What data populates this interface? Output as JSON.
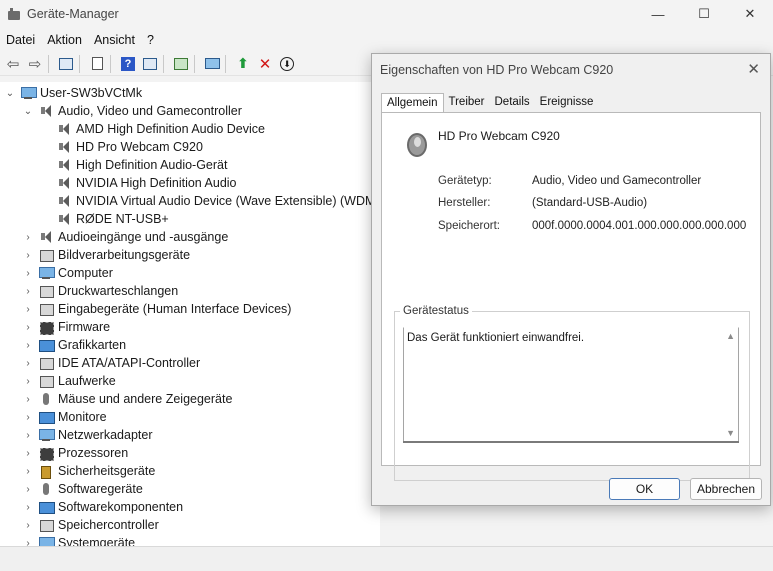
{
  "window": {
    "title": "Geräte-Manager",
    "minimize": "—",
    "maximize": "☐",
    "close": "✕"
  },
  "menu": [
    "Datei",
    "Aktion",
    "Ansicht",
    "?"
  ],
  "tree": {
    "root": "User-SW3bVCtMk",
    "expanded_category": "Audio, Video und Gamecontroller",
    "children": [
      "AMD High Definition Audio Device",
      "HD Pro Webcam C920",
      "High Definition Audio-Gerät",
      "NVIDIA High Definition Audio",
      "NVIDIA Virtual Audio Device (Wave Extensible) (WDM)",
      "RØDE NT-USB+"
    ],
    "categories": [
      {
        "label": "Audioeingänge und -ausgänge",
        "icon": "speaker-icon"
      },
      {
        "label": "Bildverarbeitungsgeräte",
        "icon": "camera-icon"
      },
      {
        "label": "Computer",
        "icon": "computer-icon"
      },
      {
        "label": "Druckwarteschlangen",
        "icon": "printer-icon"
      },
      {
        "label": "Eingabegeräte (Human Interface Devices)",
        "icon": "hid-icon"
      },
      {
        "label": "Firmware",
        "icon": "firmware-icon"
      },
      {
        "label": "Grafikkarten",
        "icon": "display-adapter-icon"
      },
      {
        "label": "IDE ATA/ATAPI-Controller",
        "icon": "ide-controller-icon"
      },
      {
        "label": "Laufwerke",
        "icon": "drive-icon"
      },
      {
        "label": "Mäuse und andere Zeigegeräte",
        "icon": "mouse-icon"
      },
      {
        "label": "Monitore",
        "icon": "monitor-icon"
      },
      {
        "label": "Netzwerkadapter",
        "icon": "network-adapter-icon"
      },
      {
        "label": "Prozessoren",
        "icon": "processor-icon"
      },
      {
        "label": "Sicherheitsgeräte",
        "icon": "security-device-icon"
      },
      {
        "label": "Softwaregeräte",
        "icon": "software-device-icon"
      },
      {
        "label": "Softwarekomponenten",
        "icon": "software-component-icon"
      },
      {
        "label": "Speichercontroller",
        "icon": "storage-controller-icon"
      },
      {
        "label": "Systemgeräte",
        "icon": "system-device-icon"
      }
    ]
  },
  "dialog": {
    "title": "Eigenschaften von HD Pro Webcam C920",
    "tabs": [
      "Allgemein",
      "Treiber",
      "Details",
      "Ereignisse"
    ],
    "device_name": "HD Pro Webcam C920",
    "props": [
      {
        "label": "Gerätetyp:",
        "value": "Audio, Video und Gamecontroller"
      },
      {
        "label": "Hersteller:",
        "value": "(Standard-USB-Audio)"
      },
      {
        "label": "Speicherort:",
        "value": "000f.0000.0004.001.000.000.000.000.000"
      }
    ],
    "status_group": "Gerätestatus",
    "status_text": "Das Gerät funktioniert einwandfrei.",
    "ok": "OK",
    "cancel": "Abbrechen"
  }
}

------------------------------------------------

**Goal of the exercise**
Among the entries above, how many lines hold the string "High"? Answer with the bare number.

**Output of the task**
3